How will primary care be paid for if not by the insurer? By the patient paying directly.
When it is his money, he commands more physician time, the time needed to do careful assessments, to call a needed specialist and describe the rationale for the referral and to request a prompt appointment. When it is the patient’s money, he will begin to challenge the doctor – “Do I really need to take that test, visit that specialist or take that prescription?” “Will the result of that test alter my care or is it just to ‘be complete’”? Questions like these lead to better care and lower costs.
With a direct payment arrangement with the physician, patients can buy a high deductible policy with its lower premiums for the unexpected expensive needs. The patient and physician now have a direct professional business relationship. And the patient begins to take a much more active role in the entire care process.
Direct payment saves the doctor time and money (estimated to be about $58 per visit) by not having to do the billing functions. This savings alone could allow for more time with the patient at the same level of reimbursement as what insurance pays today.
Some employers make high deductible options available; this should be the standard, with savings going to a health savings account (HSA) to use toward paying for primary care. Medicare does not have a high deductible option, although it should. The Affordable Care Act allows for high deductibles in the insurance exchanges but not for Medicare where there are also no HSA options. High deductibles would be a useful accommodation and help bring down – today – the spiraling costs of Medicare.
The ACA also mandates that approved preventive care, including screenings, be offered with no deductibles or co-pays by both commercial and government sponsored insurance. Why not let the individual choose to either pay for preventive care directly or have free preventive care with correspondingly higher premiums.
Absent change in the insurance model, PCPs are taking steps on their own to change their business parameters. Large numbers are simply closing their practice and being employed by the local hospital. Others refuse insurance, expecting only direct payment. Other PCPs are switching to a retainer-based practice where they charge $1,500-$2,000 per year. They agree to reduce the number of patients followed from 1,500-2,000+ down to about 500. This allows for the time PCPs need to give comprehensive preventive care plus orchestrate the multi-disciplinary team care for patients with complex chronic illnesses.
There is a strong need now to change the professional relationship so that the patient has reason (dollars) to take control of their doctor-patient relationship. Direct payment for primary care services creates the appropriate professional-client relationship that leads the PCP to deliver quality and service while investing the patient in the responsibility of taking ownership of his own health and wellness. These are changes in the delivery system that need to occur and the sooner the better.
This post appeared as an Op Ed in the Washington Times, October 17, 2012.

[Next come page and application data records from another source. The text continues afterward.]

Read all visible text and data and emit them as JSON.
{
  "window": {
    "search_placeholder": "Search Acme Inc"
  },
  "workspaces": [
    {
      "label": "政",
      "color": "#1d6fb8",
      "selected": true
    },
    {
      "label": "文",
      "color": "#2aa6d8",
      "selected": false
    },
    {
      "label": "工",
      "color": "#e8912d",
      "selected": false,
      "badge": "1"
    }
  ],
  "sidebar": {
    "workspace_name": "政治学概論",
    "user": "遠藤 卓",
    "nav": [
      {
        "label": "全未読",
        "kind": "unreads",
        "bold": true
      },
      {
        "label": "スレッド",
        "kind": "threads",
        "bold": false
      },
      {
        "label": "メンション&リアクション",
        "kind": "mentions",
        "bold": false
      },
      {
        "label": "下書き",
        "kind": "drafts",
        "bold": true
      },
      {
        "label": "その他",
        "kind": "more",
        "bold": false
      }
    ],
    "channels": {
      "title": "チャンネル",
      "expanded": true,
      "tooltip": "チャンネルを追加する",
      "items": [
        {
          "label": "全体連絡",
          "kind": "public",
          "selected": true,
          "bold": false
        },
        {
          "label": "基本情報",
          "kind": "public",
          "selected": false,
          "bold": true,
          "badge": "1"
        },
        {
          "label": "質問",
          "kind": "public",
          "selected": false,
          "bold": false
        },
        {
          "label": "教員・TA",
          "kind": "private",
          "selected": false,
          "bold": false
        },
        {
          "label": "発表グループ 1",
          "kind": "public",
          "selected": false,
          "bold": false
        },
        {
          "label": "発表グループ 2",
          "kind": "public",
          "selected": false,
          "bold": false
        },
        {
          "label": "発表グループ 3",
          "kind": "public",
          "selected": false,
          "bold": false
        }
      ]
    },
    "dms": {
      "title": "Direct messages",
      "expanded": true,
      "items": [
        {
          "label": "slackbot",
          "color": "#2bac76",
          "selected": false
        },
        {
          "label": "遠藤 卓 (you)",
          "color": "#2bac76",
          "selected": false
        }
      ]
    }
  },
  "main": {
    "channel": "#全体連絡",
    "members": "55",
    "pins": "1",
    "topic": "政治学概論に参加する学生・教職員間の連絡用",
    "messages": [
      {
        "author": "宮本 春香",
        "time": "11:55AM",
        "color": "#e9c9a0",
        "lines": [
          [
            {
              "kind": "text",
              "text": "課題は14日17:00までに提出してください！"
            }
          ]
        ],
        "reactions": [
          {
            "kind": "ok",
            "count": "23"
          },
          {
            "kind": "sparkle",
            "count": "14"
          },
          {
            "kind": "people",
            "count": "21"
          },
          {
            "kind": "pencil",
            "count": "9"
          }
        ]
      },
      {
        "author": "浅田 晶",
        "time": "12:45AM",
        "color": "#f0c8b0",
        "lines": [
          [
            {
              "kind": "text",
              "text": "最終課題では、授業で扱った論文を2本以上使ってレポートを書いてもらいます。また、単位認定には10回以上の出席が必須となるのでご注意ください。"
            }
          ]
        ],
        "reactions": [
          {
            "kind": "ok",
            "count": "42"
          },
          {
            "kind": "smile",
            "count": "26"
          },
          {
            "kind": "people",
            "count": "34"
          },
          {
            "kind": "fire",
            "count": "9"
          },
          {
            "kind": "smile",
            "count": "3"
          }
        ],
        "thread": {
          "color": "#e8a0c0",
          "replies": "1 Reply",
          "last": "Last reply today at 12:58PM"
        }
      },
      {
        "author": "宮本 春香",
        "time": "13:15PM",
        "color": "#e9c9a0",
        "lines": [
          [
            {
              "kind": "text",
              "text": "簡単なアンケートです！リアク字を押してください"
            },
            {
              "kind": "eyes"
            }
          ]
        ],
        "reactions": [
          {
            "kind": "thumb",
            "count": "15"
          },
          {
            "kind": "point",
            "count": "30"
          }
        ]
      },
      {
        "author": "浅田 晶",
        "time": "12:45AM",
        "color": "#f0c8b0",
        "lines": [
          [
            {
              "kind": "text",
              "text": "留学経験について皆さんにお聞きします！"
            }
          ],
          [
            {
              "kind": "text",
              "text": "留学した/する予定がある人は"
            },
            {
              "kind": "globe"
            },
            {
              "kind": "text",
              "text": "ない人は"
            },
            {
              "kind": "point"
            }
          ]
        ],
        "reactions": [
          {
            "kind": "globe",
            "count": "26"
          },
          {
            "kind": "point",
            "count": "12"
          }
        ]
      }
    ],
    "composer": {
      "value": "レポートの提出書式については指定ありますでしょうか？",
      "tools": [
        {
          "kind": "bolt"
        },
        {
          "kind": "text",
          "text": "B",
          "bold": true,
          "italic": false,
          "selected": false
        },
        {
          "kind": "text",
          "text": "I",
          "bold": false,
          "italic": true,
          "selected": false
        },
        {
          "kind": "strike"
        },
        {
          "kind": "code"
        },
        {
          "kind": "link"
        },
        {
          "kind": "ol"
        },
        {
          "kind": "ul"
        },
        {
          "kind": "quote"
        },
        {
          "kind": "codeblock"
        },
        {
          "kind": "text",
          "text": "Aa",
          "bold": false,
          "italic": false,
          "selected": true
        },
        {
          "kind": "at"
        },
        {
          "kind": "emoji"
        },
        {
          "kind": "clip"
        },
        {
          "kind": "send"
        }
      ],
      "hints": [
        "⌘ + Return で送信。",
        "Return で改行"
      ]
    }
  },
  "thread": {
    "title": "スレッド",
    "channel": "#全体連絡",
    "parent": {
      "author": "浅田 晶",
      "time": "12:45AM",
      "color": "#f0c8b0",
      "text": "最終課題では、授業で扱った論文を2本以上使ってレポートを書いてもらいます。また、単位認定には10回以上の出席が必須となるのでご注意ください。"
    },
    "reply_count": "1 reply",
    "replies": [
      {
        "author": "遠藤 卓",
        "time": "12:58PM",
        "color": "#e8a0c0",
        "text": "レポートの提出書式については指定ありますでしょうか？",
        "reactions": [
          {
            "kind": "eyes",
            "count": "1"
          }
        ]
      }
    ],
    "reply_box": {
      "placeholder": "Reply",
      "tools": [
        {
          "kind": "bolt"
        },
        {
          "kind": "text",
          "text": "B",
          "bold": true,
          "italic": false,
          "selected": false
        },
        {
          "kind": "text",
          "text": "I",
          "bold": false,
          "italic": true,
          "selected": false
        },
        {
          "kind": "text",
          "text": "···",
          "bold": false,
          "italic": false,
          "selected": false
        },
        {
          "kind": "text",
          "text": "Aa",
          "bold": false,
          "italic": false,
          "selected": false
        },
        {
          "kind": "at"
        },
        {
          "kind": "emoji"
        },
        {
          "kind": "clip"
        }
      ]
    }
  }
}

Stephen C. Schimpff is an internist, professor of medicine and public policy, former CEO of the University of Maryland Medical Center and is chair of the advisory committee for Sanovas, Inc. and the author of The Future of Medicine – Megatrends in Healthcare and The Future of Health Care Delivery- Why It Must Change and How It Will Affect You.